The people who read me regularly and know me personally know that I am a believer that the next war in the middle-east won't be fought between the arabs and the jews, but rather between the Sunnis and the Shia. Iran seems to be overstepping its influence in the region, with meddeling in Iraq, Lebanon and Bahrain, which is freaking Saudi and the other sunni gulf states out, and for some reason Egypt's as well. It makes sense that the gulf states would want Mubarak to join the effort, since Egypt is the only country in the region wih population to equal Iran's and a military in par with it (What is Egypt now if not a big ,yet not very efficient, military structure?). The Egyptian government (i.e. Mubarak), for its part, has been very big on persecuting the Shia in Egypt
Egyptians Part II
My fellow egyptians, you will so be psychologicaly prepped for a war with Iran by the end of this year, it's not even funny.
US to Iran: Backdown
Saudis Say: US leaves Iraq, Saudis will "protect their interests"
Over the past year, a chorus of voices has called for Saudi Arabia to protect the Sunni community in Iraq and thwart Iranian influence there. Senior Iraqi tribal and religious figures, along with the leaders of Egypt, Jordan and other Arab and Muslim countries, have petitioned the Saudi leadership to provide Iraqi Sunnis with weapons and financial support. Moreover, domestic pressure to intervene is intense. Major Saudi tribal confederations, which have extremely close historical and communal ties with their counterparts in Iraq, are demanding action. They are supported by a new generation of Saudi royals in strategic government positions who are eager to see the kingdom play a more muscular role in the region[snip]
And it begins with economics:
If Saudi Arabia boosted production and cut the price of oil in half, the kingdom could still finance its current spending. But it would be devastating to Iran, which is facing economic difficulties even with today's high prices. The result would be to limit Tehran's ability to continue funneling hundreds of millions each year to Shiite militias in Iraq and elsewhere.
American Iraq: The Sunni Are Going to Hate It

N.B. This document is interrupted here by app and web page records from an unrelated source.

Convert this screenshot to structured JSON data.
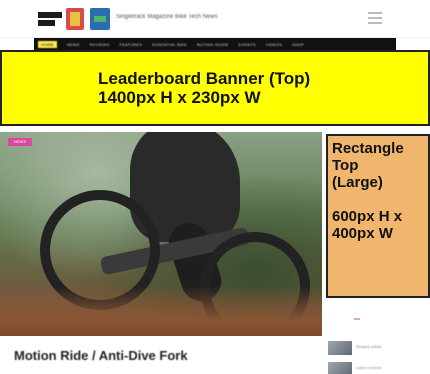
{
  "header": {
    "site_name": "Singletrack Magazine Bike Tech News",
    "logos": [
      "magazine-logo",
      "brand-logo-red",
      "brand-logo-blue"
    ],
    "menu_icon": "hamburger-menu-icon"
  },
  "nav": {
    "items": [
      "HOME",
      "NEWS",
      "REVIEWS",
      "FEATURES",
      "ESSENTIAL BIKE",
      "BUYING GUIDE",
      "EVENTS",
      "VIDEOS",
      "SHOP"
    ],
    "active_index": 0
  },
  "ads": {
    "leaderboard": {
      "line1": "Leaderboard Banner (Top)",
      "line2": "1400px H x 230px W",
      "color": "#ffff00"
    },
    "rectangle": {
      "line1": "Rectangle",
      "line2": "Top",
      "line3": "(Large)",
      "line4": "600px H x",
      "line5": "400px W",
      "color": "#f0b66e"
    }
  },
  "article": {
    "badge": "NEWS",
    "title": "Motion Ride / Anti-Dive Fork"
  },
  "sidebar": {
    "items": [
      {
        "text": "Related article"
      },
      {
        "text": "Latest reviews"
      }
    ]
  }
}
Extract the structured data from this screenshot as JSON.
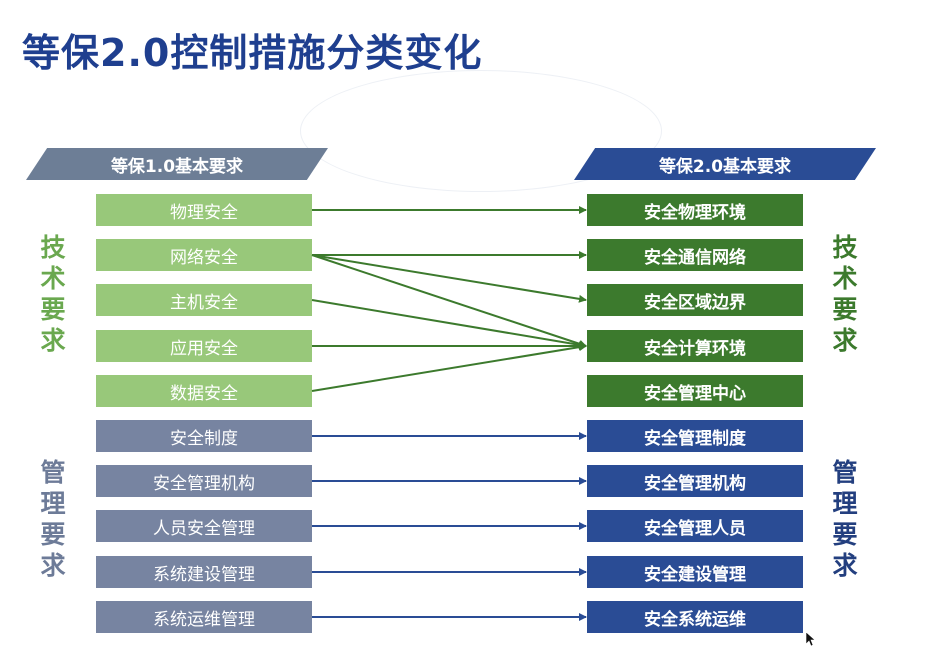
{
  "title": "等保2.0控制措施分类变化",
  "left_header": "等保1.0基本要求",
  "right_header": "等保2.0基本要求",
  "left_items": [
    "物理安全",
    "网络安全",
    "主机安全",
    "应用安全",
    "数据安全",
    "安全制度",
    "安全管理机构",
    "人员安全管理",
    "系统建设管理",
    "系统运维管理"
  ],
  "right_items": [
    "安全物理环境",
    "安全通信网络",
    "安全区域边界",
    "安全计算环境",
    "安全管理中心",
    "安全管理制度",
    "安全管理机构",
    "安全管理人员",
    "安全建设管理",
    "安全系统运维"
  ],
  "side_tech": [
    "技",
    "术",
    "要",
    "求"
  ],
  "side_mgmt": [
    "管",
    "理",
    "要",
    "求"
  ],
  "mappings": [
    [
      0,
      0
    ],
    [
      1,
      1
    ],
    [
      1,
      2
    ],
    [
      1,
      3
    ],
    [
      2,
      3
    ],
    [
      3,
      3
    ],
    [
      4,
      3
    ],
    [
      5,
      5
    ],
    [
      6,
      6
    ],
    [
      7,
      7
    ],
    [
      8,
      8
    ],
    [
      9,
      9
    ]
  ],
  "colors": {
    "tech_line": "#3c7a2d",
    "mgmt_line": "#2a4c95"
  }
}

Pity those men now hunkered down in Baghdad as they walk a fine, thin line between the yearning for justice and retribution in their land, and the scrutiny of the outside world. In the annals of Arab history, the Shia have been strangers to power, rebels and dissidents and men on the run hunted down by official power. Now the ground has shifted in Baghdad, and an Arab world steeped in tyranny reproaches a Shia-led government sitting atop a volcano. America's "regional diplomacy"--the name for our earnest but futile entreaties to the Arab rulers--will not reconcile the Arab regimes to the rise of the Shia outcasts.

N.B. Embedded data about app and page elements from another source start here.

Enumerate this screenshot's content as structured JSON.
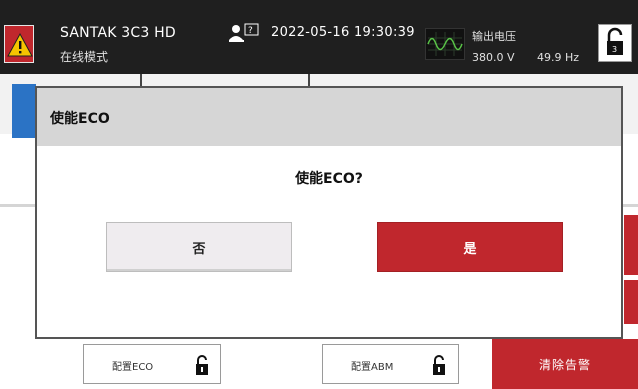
{
  "header": {
    "device_name": "SANTAK 3C3 HD",
    "mode": "在线模式",
    "datetime": "2022-05-16 19:30:39",
    "output_label": "输出电压",
    "output_voltage": "380.0 V",
    "output_frequency": "49.9 Hz",
    "user_help": "?"
  },
  "dialog": {
    "title": "使能ECO",
    "question": "使能ECO?",
    "no_label": "否",
    "yes_label": "是"
  },
  "bottom": {
    "config_eco_label": "配置ECO",
    "config_abm_label": "配置ABM",
    "clear_alarm_label": "清除告警"
  },
  "colors": {
    "header_bg": "#1f1f1f",
    "alarm_red": "#c0272d",
    "accent_blue": "#2b73c5",
    "dialog_title_bg": "#d6d6d6"
  },
  "icons": [
    "warning-icon",
    "user-help-icon",
    "sine-wave-icon",
    "lock-icon"
  ]
}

Israel benefits from Sunni/Shia split
On the other hand, a commenter over at Sandmonkey said (paraphrasing), "What? Are you kidding? Benefit Israel? Egypt and Saudi Arabia are now talking about getting nukes! How does that benefit Israel?"
As seen at the Castle